Chinese master of martial arts meets Henry VIII

Crouching Tiger / Hidden Dragon screenshot

Back in 2013 I travelled to Wellington to be part of a recording team of a New Zealand Symphony Orchestra concert. The programme was full of music by acclaimed Chinese composer Tan Dun. The NZSO played three of his soundtracks of martial arts films: Crouching Tiger, Hidden Dragon, Hero and The Banquet.

The concert was conducted by the composer himself, so it was with great excitement that I flew down to the capital of New Zealand to meet the man whose music has been a great source of inspiration for me.

Maestro Tan turned out to be one of the most modest people I've ever met. He worked with the orchestra so gracefully and managed to work out the intricacies of his complex music with them in no time. It sounded both so delicate and powerful. It was very humbling to be around the man.

Fast forward a few weeks, when I started working on a soundtrack for the Auckland Theatre Company. The play was a modern take on the story of Anne Boleyn and Henry VIII. It was written by British playwright Howard Brenton and had a highly successful run at the Globe Theatre in London. And now I was booked as composer and sound designer to work on the New Zealand production of the play. I needed powerful music that could carry the turmoil and struggle between Henry VIII and the pope. It had to reflect the fateful dispute which ultimately led to the establishment of the Church of England. Hmmm, how do you go about that??

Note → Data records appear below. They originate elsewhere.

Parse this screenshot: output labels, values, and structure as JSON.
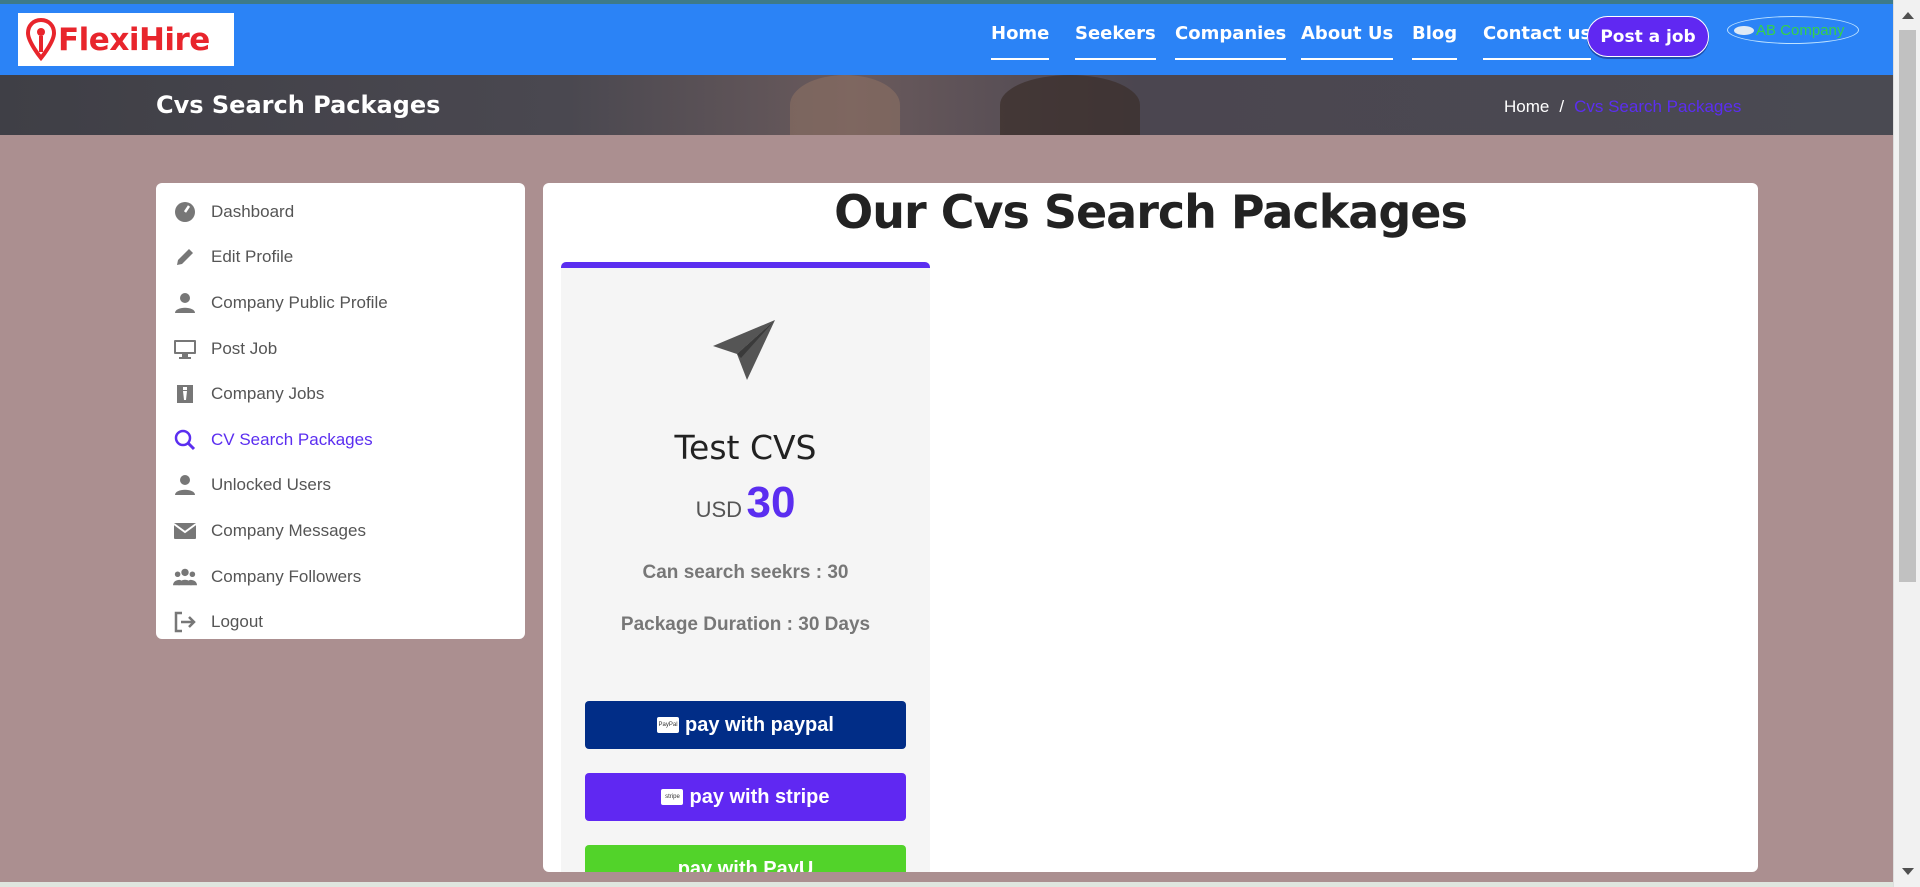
{
  "header": {
    "logo_text": "FlexiHire",
    "nav": [
      {
        "label": "Home"
      },
      {
        "label": "Seekers"
      },
      {
        "label": "Companies"
      },
      {
        "label": "About Us"
      },
      {
        "label": "Blog"
      },
      {
        "label": "Contact us"
      }
    ],
    "post_job_label": "Post a job",
    "user_name": "AB Company",
    "colors": {
      "nav_bg": "#2b83f6",
      "accent": "#6028f2"
    }
  },
  "banner": {
    "title": "Cvs Search Packages",
    "breadcrumb": {
      "home": "Home",
      "separator": "/",
      "current": "Cvs Search Packages"
    }
  },
  "sidebar": {
    "items": [
      {
        "label": "Dashboard",
        "icon": "dashboard-icon"
      },
      {
        "label": "Edit Profile",
        "icon": "pencil-icon"
      },
      {
        "label": "Company Public Profile",
        "icon": "user-icon"
      },
      {
        "label": "Post Job",
        "icon": "desktop-icon"
      },
      {
        "label": "Company Jobs",
        "icon": "briefcase-icon"
      },
      {
        "label": "CV Search Packages",
        "icon": "search-icon",
        "active": true
      },
      {
        "label": "Unlocked Users",
        "icon": "user-icon"
      },
      {
        "label": "Company Messages",
        "icon": "envelope-icon"
      },
      {
        "label": "Company Followers",
        "icon": "users-icon"
      },
      {
        "label": "Logout",
        "icon": "logout-icon"
      }
    ]
  },
  "main": {
    "title": "Our Cvs Search Packages",
    "package": {
      "icon": "paper-plane-icon",
      "name": "Test CVS",
      "currency": "USD",
      "price": "30",
      "feature_search": "Can search seekrs : 30",
      "feature_duration": "Package Duration : 30 Days",
      "paypal_label": "pay with paypal",
      "paypal_icon_text": "PayPal",
      "stripe_label": "pay with stripe",
      "stripe_icon_text": "stripe",
      "payu_label": "pay with PayU"
    }
  }
}
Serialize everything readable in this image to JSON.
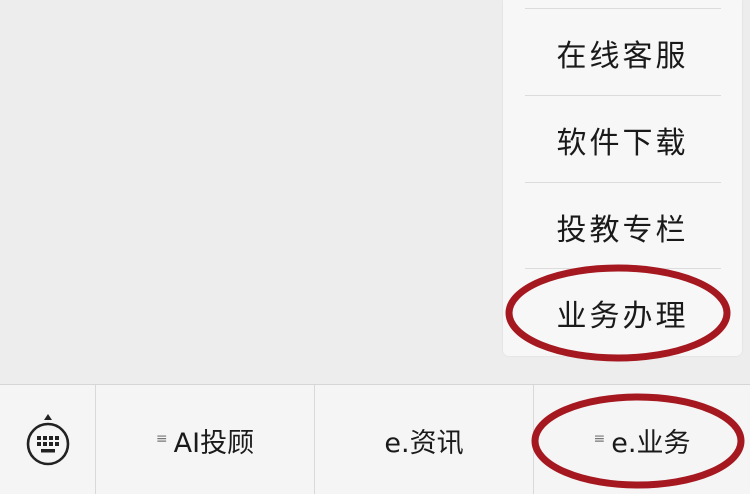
{
  "submenu": {
    "items": [
      {
        "label": "在线客服"
      },
      {
        "label": "软件下载"
      },
      {
        "label": "投教专栏"
      },
      {
        "label": "业务办理"
      }
    ]
  },
  "menubar": {
    "keyboard_icon": "keyboard-icon",
    "menu_glyph": "≡",
    "tabs": [
      {
        "label": "AI投顾",
        "has_glyph": true
      },
      {
        "label": "e.资讯",
        "has_glyph": false
      },
      {
        "label": "e.业务",
        "has_glyph": true
      }
    ]
  },
  "annotation_color": "#a51820",
  "colors": {
    "background": "#ededed",
    "menubar": "#f5f5f5",
    "submenu": "#f7f7f7"
  }
}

Anne Boleyn production by Auckland Theatre Company.
Anna Jullienne and Andrew Grainger. Photo: Michael Smith

Inspired by the raw power of the Chinese percussion that maestro Tan put to use so effectively, I went back to a piece for percussion that I wrote earlier. I packed it with more drama and more interesting and diverse sounds and shaped it to fit the modern staging of the Henry VIII play.

This is how creative work goes. You can take inspiration from anywhere. Just keep an open mind. You know you have the right idea when it talks to you, begs you to use it for your project. Sometimes it can take a long time of searching. Other times it presents itself on a silver platter, as was the case with my 'Chinese martial arts meets Henry VIII' percussion music.

It's a meeting of two worlds that have absolutely nothing to do with each other. But for my purpose it was perfect and it worked like a treat in the theatre.

With all that context in mind, go ahead and listen to my percussion piece. It's called Conflict. I hope you can hear the conflict in the music.